── Input material ──

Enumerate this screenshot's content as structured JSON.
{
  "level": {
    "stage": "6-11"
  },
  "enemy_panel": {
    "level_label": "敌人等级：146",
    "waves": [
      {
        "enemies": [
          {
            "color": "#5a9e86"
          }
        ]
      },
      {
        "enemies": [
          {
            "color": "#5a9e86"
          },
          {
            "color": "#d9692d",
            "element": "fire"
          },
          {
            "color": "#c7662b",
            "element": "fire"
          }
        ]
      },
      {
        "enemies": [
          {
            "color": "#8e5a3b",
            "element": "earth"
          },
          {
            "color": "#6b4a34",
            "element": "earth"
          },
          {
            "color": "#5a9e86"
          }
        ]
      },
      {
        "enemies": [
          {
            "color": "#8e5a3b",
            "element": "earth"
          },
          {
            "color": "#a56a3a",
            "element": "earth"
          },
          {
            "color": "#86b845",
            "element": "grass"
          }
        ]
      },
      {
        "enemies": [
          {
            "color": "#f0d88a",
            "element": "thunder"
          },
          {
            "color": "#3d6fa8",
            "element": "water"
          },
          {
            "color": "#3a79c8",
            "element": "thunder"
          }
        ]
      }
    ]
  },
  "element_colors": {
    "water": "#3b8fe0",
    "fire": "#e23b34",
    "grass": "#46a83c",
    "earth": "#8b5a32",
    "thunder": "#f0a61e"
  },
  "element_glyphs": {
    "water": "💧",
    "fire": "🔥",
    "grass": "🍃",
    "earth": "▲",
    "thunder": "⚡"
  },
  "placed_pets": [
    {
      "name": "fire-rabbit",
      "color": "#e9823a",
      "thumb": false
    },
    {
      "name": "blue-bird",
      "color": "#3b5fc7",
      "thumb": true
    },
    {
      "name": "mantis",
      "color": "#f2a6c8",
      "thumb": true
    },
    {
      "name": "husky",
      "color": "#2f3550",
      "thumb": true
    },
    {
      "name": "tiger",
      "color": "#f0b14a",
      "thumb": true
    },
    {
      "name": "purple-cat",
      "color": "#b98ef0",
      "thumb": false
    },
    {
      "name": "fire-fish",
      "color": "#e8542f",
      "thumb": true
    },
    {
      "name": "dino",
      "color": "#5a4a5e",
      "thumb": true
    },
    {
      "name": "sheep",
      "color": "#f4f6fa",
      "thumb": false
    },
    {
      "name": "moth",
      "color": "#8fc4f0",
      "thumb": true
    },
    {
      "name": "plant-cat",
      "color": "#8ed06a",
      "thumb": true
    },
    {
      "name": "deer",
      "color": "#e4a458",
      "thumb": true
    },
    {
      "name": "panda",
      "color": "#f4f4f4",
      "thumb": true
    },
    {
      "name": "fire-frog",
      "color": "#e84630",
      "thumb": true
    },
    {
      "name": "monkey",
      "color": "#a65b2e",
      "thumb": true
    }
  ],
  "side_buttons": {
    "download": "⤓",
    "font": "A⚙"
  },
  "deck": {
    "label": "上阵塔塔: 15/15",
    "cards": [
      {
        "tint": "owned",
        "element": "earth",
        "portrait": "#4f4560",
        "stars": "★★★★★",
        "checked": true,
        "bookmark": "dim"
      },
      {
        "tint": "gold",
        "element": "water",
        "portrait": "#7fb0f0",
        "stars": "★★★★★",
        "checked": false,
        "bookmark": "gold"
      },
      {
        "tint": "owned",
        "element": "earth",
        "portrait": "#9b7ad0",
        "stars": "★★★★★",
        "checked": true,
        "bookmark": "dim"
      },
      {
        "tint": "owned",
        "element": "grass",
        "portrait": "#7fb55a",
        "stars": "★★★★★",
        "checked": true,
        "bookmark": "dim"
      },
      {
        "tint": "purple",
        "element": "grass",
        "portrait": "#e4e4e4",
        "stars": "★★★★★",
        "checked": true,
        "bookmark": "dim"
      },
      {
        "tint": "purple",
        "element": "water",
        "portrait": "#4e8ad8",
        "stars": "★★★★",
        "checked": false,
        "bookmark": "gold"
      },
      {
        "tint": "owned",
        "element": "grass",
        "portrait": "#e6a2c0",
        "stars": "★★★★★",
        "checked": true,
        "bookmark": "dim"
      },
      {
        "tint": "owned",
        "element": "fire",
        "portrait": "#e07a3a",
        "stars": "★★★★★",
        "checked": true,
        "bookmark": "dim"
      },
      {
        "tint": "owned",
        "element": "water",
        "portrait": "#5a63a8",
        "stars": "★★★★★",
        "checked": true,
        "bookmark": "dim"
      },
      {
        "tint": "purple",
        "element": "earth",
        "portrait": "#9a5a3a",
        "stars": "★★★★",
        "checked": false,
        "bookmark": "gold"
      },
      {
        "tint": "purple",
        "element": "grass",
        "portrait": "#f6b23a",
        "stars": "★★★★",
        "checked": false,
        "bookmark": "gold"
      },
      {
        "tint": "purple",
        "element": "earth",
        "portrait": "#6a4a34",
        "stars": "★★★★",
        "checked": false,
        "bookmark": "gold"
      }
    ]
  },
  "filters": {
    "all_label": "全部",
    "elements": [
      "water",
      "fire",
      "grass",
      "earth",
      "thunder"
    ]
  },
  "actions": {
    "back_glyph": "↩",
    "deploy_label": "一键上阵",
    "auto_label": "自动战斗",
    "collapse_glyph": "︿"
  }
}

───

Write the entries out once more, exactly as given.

Enumerate this screenshot's content as structured JSON.
{
  "level": {
    "stage": "6-11"
  },
  "enemy_panel": {
    "level_label": "敌人等级：146",
    "waves": [
      {
        "enemies": [
          {
            "color": "#5a9e86"
          }
        ]
      },
      {
        "enemies": [
          {
            "color": "#5a9e86"
          },
          {
            "color": "#d9692d",
            "element": "fire"
          },
          {
            "color": "#c7662b",
            "element": "fire"
          }
        ]
      },
      {
        "enemies": [
          {
            "color": "#8e5a3b",
            "element": "earth"
          },
          {
            "color": "#6b4a34",
            "element": "earth"
          },
          {
            "color": "#5a9e86"
          }
        ]
      },
      {
        "enemies": [
          {
            "color": "#8e5a3b",
            "element": "earth"
          },
          {
            "color": "#a56a3a",
            "element": "earth"
          },
          {
            "color": "#86b845",
            "element": "grass"
          }
        ]
      },
      {
        "enemies": [
          {
            "color": "#f0d88a",
            "element": "thunder"
          },
          {
            "color": "#3d6fa8",
            "element": "water"
          },
          {
            "color": "#3a79c8",
            "element": "thunder"
          }
        ]
      }
    ]
  },
  "element_colors": {
    "water": "#3b8fe0",
    "fire": "#e23b34",
    "grass": "#46a83c",
    "earth": "#8b5a32",
    "thunder": "#f0a61e"
  },
  "element_glyphs": {
    "water": "💧",
    "fire": "🔥",
    "grass": "🍃",
    "earth": "▲",
    "thunder": "⚡"
  },
  "placed_pets": [
    {
      "name": "fire-rabbit",
      "color": "#e9823a",
      "thumb": false
    },
    {
      "name": "blue-bird",
      "color": "#3b5fc7",
      "thumb": true
    },
    {
      "name": "mantis",
      "color": "#f2a6c8",
      "thumb": true
    },
    {
      "name": "husky",
      "color": "#2f3550",
      "thumb": true
    },
    {
      "name": "tiger",
      "color": "#f0b14a",
      "thumb": true
    },
    {
      "name": "purple-cat",
      "color": "#b98ef0",
      "thumb": false
    },
    {
      "name": "fire-fish",
      "color": "#e8542f",
      "thumb": true
    },
    {
      "name": "dino",
      "color": "#5a4a5e",
      "thumb": true
    },
    {
      "name": "sheep",
      "color": "#f4f6fa",
      "thumb": false
    },
    {
      "name": "moth",
      "color": "#8fc4f0",
      "thumb": true
    },
    {
      "name": "plant-cat",
      "color": "#8ed06a",
      "thumb": true
    },
    {
      "name": "deer",
      "color": "#e4a458",
      "thumb": true
    },
    {
      "name": "panda",
      "color": "#f4f4f4",
      "thumb": true
    },
    {
      "name": "fire-frog",
      "color": "#e84630",
      "thumb": true
    },
    {
      "name": "monkey",
      "color": "#a65b2e",
      "thumb": true
    }
  ],
  "side_buttons": {
    "download": "⤓",
    "font": "A⚙"
  },
  "deck": {
    "label": "上阵塔塔: 15/15",
    "cards": [
      {
        "tint": "owned",
        "element": "earth",
        "portrait": "#4f4560",
        "stars": "★★★★★",
        "checked": true,
        "bookmark": "dim"
      },
      {
        "tint": "gold",
        "element": "water",
        "portrait": "#7fb0f0",
        "stars": "★★★★★",
        "checked": false,
        "bookmark": "gold"
      },
      {
        "tint": "owned",
        "element": "earth",
        "portrait": "#9b7ad0",
        "stars": "★★★★★",
        "checked": true,
        "bookmark": "dim"
      },
      {
        "tint": "owned",
        "element": "grass",
        "portrait": "#7fb55a",
        "stars": "★★★★★",
        "checked": true,
        "bookmark": "dim"
      },
      {
        "tint": "purple",
        "element": "grass",
        "portrait": "#e4e4e4",
        "stars": "★★★★★",
        "checked": true,
        "bookmark": "dim"
      },
      {
        "tint": "purple",
        "element": "water",
        "portrait": "#4e8ad8",
        "stars": "★★★★",
        "checked": false,
        "bookmark": "gold"
      },
      {
        "tint": "owned",
        "element": "grass",
        "portrait": "#e6a2c0",
        "stars": "★★★★★",
        "checked": true,
        "bookmark": "dim"
      },
      {
        "tint": "owned",
        "element": "fire",
        "portrait": "#e07a3a",
        "stars": "★★★★★",
        "checked": true,
        "bookmark": "dim"
      },
      {
        "tint": "owned",
        "element": "water",
        "portrait": "#5a63a8",
        "stars": "★★★★★",
        "checked": true,
        "bookmark": "dim"
      },
      {
        "tint": "purple",
        "element": "earth",
        "portrait": "#9a5a3a",
        "stars": "★★★★",
        "checked": false,
        "bookmark": "gold"
      },
      {
        "tint": "purple",
        "element": "grass",
        "portrait": "#f6b23a",
        "stars": "★★★★",
        "checked": false,
        "bookmark": "gold"
      },
      {
        "tint": "purple",
        "element": "earth",
        "portrait": "#6a4a34",
        "stars": "★★★★",
        "checked": false,
        "bookmark": "gold"
      }
    ]
  },
  "filters": {
    "all_label": "全部",
    "elements": [
      "water",
      "fire",
      "grass",
      "earth",
      "thunder"
    ]
  },
  "actions": {
    "back_glyph": "↩",
    "deploy_label": "一键上阵",
    "auto_label": "自动战斗",
    "collapse_glyph": "︿"
  }
}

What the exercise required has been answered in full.